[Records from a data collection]
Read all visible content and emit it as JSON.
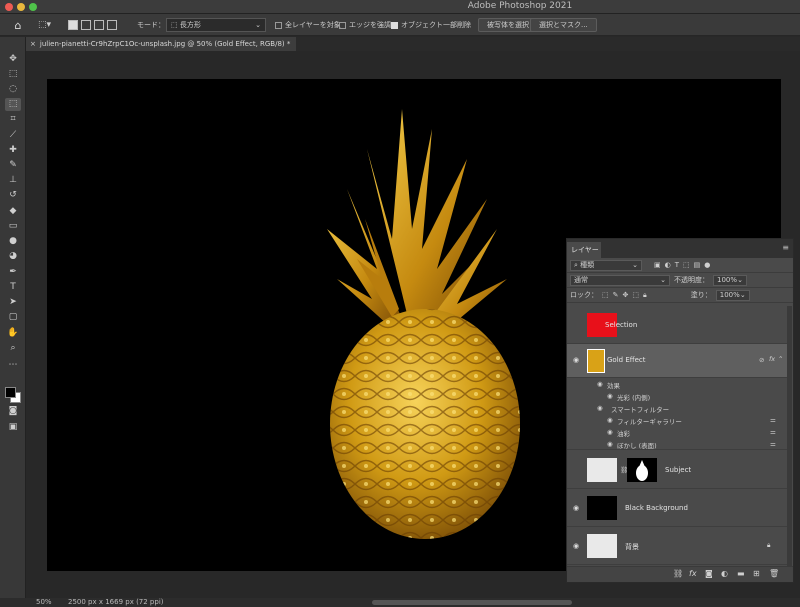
{
  "app": {
    "title": "Adobe Photoshop 2021"
  },
  "options_bar": {
    "mode_label": "モード：",
    "mode_value": "長方形",
    "sample_all_layers": "全レイヤーを対象",
    "sample_all_layers_checked": false,
    "enhance_edge": "エッジを強調",
    "enhance_edge_checked": false,
    "object_subtract": "オブジェクト一部削除",
    "object_subtract_checked": true,
    "select_subject_label": "被写体を選択",
    "select_and_mask_label": "選択とマスク..."
  },
  "document": {
    "tab_title": "julien-pianetti-Cr9hZrpC1Oc-unsplash.jpg @ 50% (Gold Effect, RGB/8) *",
    "tab_close": "×"
  },
  "status": {
    "zoom": "50%",
    "doc_size": "2500 px x 1669 px (72 ppi)"
  },
  "layers_panel": {
    "tab_label": "レイヤー",
    "filter_kind": "種類",
    "blend_mode": "通常",
    "opacity_label": "不透明度：",
    "opacity_value": "100%",
    "lock_label": "ロック：",
    "fill_label": "塗り：",
    "fill_value": "100%",
    "layers": [
      {
        "name": "Selection",
        "visible": false
      },
      {
        "name": "Gold Effect",
        "visible": true,
        "selected": true,
        "fx_label": "fx"
      },
      {
        "name": "Subject",
        "visible": false
      },
      {
        "name": "Black Background",
        "visible": true
      },
      {
        "name": "背景",
        "visible": true
      }
    ],
    "effects": {
      "effects_label": "効果",
      "inner_glow": "光彩 (内側)",
      "smart_filters": "スマートフィルター",
      "filter_gallery": "フィルターギャラリー",
      "posterize": "油彩",
      "blur_surface": "ぼかし (表面)"
    },
    "footer_fx": "fx"
  },
  "colors": {
    "foreground": "#000000",
    "background": "#ffffff",
    "selection_thumb": "#e8101a",
    "gold": "#d9a217"
  }
}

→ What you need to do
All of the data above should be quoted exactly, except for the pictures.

→ Task answer
Read all visible content and emit it as JSON.
{
  "app": {
    "title": "Adobe Photoshop 2021"
  },
  "options_bar": {
    "mode_label": "モード：",
    "mode_value": "長方形",
    "sample_all_layers": "全レイヤーを対象",
    "sample_all_layers_checked": false,
    "enhance_edge": "エッジを強調",
    "enhance_edge_checked": false,
    "object_subtract": "オブジェクト一部削除",
    "object_subtract_checked": true,
    "select_subject_label": "被写体を選択",
    "select_and_mask_label": "選択とマスク..."
  },
  "document": {
    "tab_title": "julien-pianetti-Cr9hZrpC1Oc-unsplash.jpg @ 50% (Gold Effect, RGB/8) *",
    "tab_close": "×"
  },
  "status": {
    "zoom": "50%",
    "doc_size": "2500 px x 1669 px (72 ppi)"
  },
  "layers_panel": {
    "tab_label": "レイヤー",
    "filter_kind": "種類",
    "blend_mode": "通常",
    "opacity_label": "不透明度：",
    "opacity_value": "100%",
    "lock_label": "ロック：",
    "fill_label": "塗り：",
    "fill_value": "100%",
    "layers": [
      {
        "name": "Selection",
        "visible": false
      },
      {
        "name": "Gold Effect",
        "visible": true,
        "selected": true,
        "fx_label": "fx"
      },
      {
        "name": "Subject",
        "visible": false
      },
      {
        "name": "Black Background",
        "visible": true
      },
      {
        "name": "背景",
        "visible": true
      }
    ],
    "effects": {
      "effects_label": "効果",
      "inner_glow": "光彩 (内側)",
      "smart_filters": "スマートフィルター",
      "filter_gallery": "フィルターギャラリー",
      "posterize": "油彩",
      "blur_surface": "ぼかし (表面)"
    },
    "footer_fx": "fx"
  },
  "colors": {
    "foreground": "#000000",
    "background": "#ffffff",
    "selection_thumb": "#e8101a",
    "gold": "#d9a217"
  }
}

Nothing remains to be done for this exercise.